Brief: The output should be every line below that includes the word "label".
(Input data begins)
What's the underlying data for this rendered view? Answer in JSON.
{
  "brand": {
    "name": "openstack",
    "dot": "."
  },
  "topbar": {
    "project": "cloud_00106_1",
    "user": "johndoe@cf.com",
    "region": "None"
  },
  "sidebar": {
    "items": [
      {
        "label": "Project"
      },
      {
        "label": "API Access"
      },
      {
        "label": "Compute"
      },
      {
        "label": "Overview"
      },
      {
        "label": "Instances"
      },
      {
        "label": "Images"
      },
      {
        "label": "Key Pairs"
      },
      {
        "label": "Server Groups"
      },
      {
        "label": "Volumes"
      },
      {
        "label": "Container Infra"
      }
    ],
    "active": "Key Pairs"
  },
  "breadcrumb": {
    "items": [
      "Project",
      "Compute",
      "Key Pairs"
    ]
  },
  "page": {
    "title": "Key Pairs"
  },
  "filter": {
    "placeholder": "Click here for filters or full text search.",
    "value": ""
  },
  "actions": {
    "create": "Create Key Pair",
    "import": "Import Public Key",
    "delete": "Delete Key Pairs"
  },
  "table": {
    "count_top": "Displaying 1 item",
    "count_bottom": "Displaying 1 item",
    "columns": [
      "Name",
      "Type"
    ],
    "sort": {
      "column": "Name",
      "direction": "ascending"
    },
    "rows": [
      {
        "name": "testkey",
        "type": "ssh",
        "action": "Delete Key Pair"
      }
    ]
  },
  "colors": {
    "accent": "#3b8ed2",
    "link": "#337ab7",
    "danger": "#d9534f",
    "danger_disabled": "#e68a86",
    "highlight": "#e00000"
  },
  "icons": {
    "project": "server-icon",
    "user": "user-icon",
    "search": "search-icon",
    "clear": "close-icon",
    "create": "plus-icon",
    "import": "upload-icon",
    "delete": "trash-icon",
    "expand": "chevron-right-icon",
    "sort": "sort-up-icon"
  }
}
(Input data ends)
Result of the task:
        "label": "Project"
        "label": "API Access"
        "label": "Compute"
        "label": "Overview"
        "label": "Instances"
        "label": "Images"
        "label": "Key Pairs"
        "label": "Server Groups"
        "label": "Volumes"
        "label": "Container Infra"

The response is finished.